It is easy to see that the curve ℭ has genus 𝑔 = 1. For the number of rational points (or places of degree one in the language of algebraic function fields), observe that (ℓ(𝑥), 𝑥^{27}  𝑥) = 𝑥 + 𝑥^{2} + 𝑥^{4} + 2𝑥^{5} + 𝑥^{6} +2𝑥^{7} + 𝑥^{9}, therefore the curve ℭ has at least 2 ∙ #ℓ^{−1}(0) = 2 ∙ 9 = 18. We use computer program Mathematica to complete the determination of the rational points, we refer to ^{11}, Remark 2.2 for details.
Example 5.4 The 𝑆_{2} 3cycle of length 3, (17,25,23) induces the minimal (𝔽_{27}:𝔽_{3})polynomial ℓ(𝑥) = 𝑥^{17} + 𝑥^{25} + 𝑥^{23} which has 9 roots in 𝔽_{27}, namely the zeros of the polynomial 𝑓(𝑥) = 𝑥 + 𝑥^{7} + 𝑥^{9} = 𝑥(1 + 𝑥)(2 + 𝑥)(2+ 𝑥^{2} + 𝑥^{3})(1+ 2𝑥^{2} + 𝑥^{3}). If we split ℓ(𝑥) as ℓ(𝑥) = 𝑥^{17} + 𝑥^{23} (𝑥^{2} + 1) and consider the rational function 𝜇(𝑥) := −𝑥^{6} (𝑥^{2} + 1), then for each α root of 𝑓(𝑥), 𝜇(𝛼) = 1.
Now, the curve ℭ over 𝔽_{27} defined by the Kummer equation
𝑦^{26} = (𝑥): = −𝑥^{6} (𝑥^{2} + 1),
has genus 𝑔 = 24 and 208 rational points.

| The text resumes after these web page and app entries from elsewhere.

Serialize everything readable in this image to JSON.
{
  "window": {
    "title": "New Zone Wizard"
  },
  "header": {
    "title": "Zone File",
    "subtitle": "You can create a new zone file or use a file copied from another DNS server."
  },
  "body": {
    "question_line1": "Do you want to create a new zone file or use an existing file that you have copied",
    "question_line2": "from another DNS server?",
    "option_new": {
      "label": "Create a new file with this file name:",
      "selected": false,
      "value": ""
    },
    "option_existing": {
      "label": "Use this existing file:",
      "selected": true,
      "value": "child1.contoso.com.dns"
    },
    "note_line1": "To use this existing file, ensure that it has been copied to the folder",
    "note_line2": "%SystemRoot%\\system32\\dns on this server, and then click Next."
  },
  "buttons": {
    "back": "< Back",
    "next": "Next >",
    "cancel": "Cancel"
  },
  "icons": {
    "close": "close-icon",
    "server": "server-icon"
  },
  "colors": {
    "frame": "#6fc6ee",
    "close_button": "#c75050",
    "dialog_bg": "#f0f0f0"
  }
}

This is the best value know for (𝑞, 𝑔)=(27,24) (see ^{2}).
Example 5.5 We will construct here two maximal curves ℭ_{1} and ℭ_{2} over 𝔽_{49} with (ℭ_{1}) = 1 and (ℭ_{2}) = 3.

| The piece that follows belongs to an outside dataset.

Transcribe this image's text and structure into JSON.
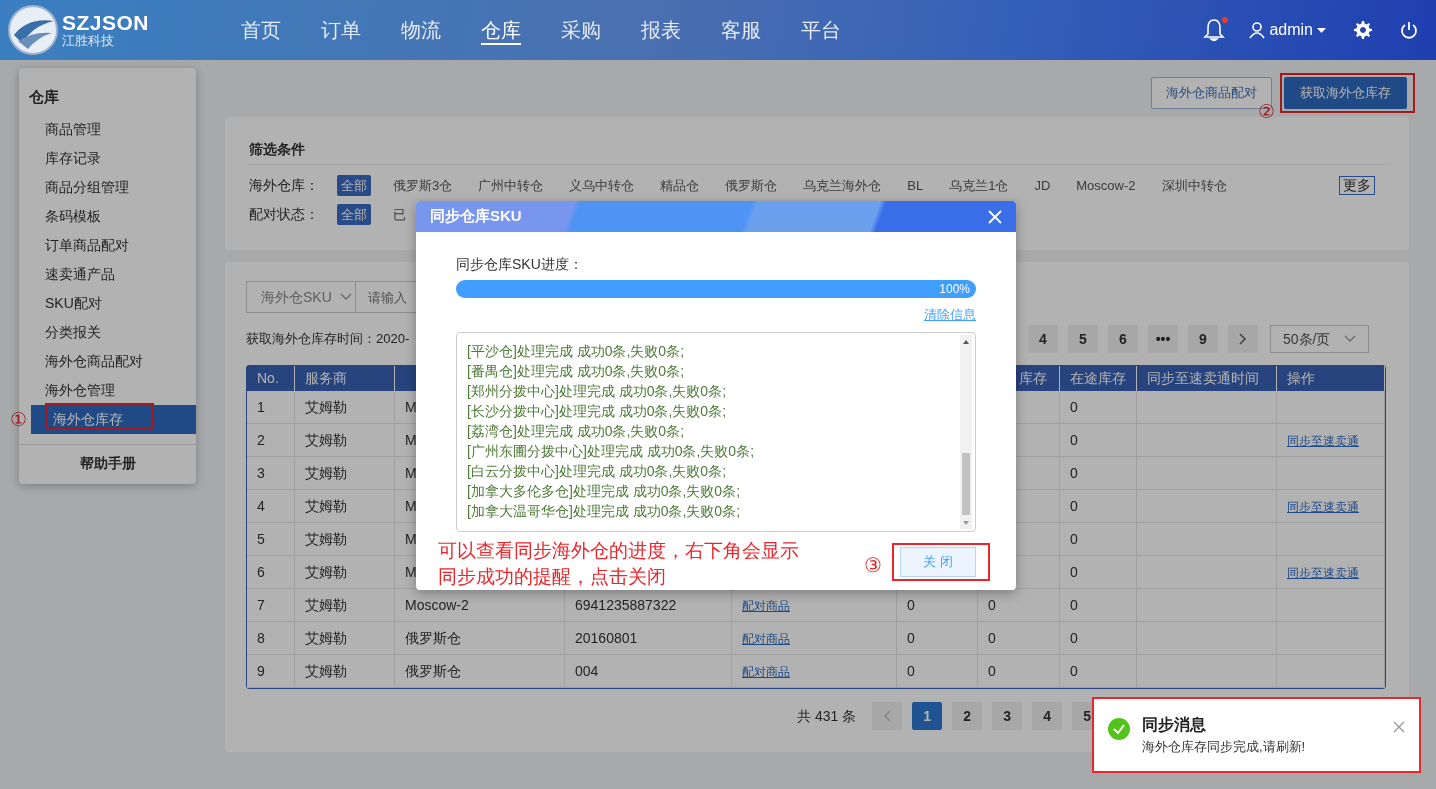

In Table 9, we exhibit some 𝑆_{2} sets 𝔖 ⊂ I_{48} which was obtained as union of 3 7cycles of length 2. For this example we consider the set 𝔖 ={1,2,7,11,14,29} = { ⟨1⟩ ∪⟨2⟩ ∪ ⟨11⟩}. This set induces the (𝔽_{49}:𝔽_{7})polynomial ℓ(𝑥) = 𝑥 + 𝑥^{2} + 𝑥^{7} + 𝑥^{11} + 𝑥^{14} + 𝑥^{29}). By Proposition 5.2 there exist a subset 𝔙 ⊂ 𝔽_{49} such that ℓ(𝔙) = 1 and after some computations we obtain that 𝔙 is the zero set of the polynomial 𝑙(𝑥) = 1+ 𝑥+ 𝑥^{2} + 6𝑥^{3} + 𝑥^{4}. We use this polynomial to construct our curves instead of ℓ(x), the reason is that ℓ(x) has high degree compared to 𝔙. Now we split 𝑙(𝑥) as 𝑙(𝑥) = (1+ 𝑥+ 4𝑥^{2} + 𝑥^{4}) + (6𝑥^{3}), the polynomial 1+ 𝑥+ 4𝑥^{2} + 𝑥^{4} can be factored as 1+ 𝑥+ 4𝑥^{2} + 𝑥^{4} = (5 + 𝑥)^{3} (6 + 𝑥) and therefore we consider the Kummer cover defined by the equation
This algebraic function field has genus 𝑔 = 𝑟 − with 𝑑= 𝐺𝐶𝘋(𝑟,3), this gives, for 𝑟 =2, 𝑔(ℭ_{1}) = 1 and for 𝑟 =4, 𝑔(ℭ_{2}) = 3, the rational points satisfies #ℭ_{1} = 64 and #ℭ_{2} = 92 (see tables in ^{3}).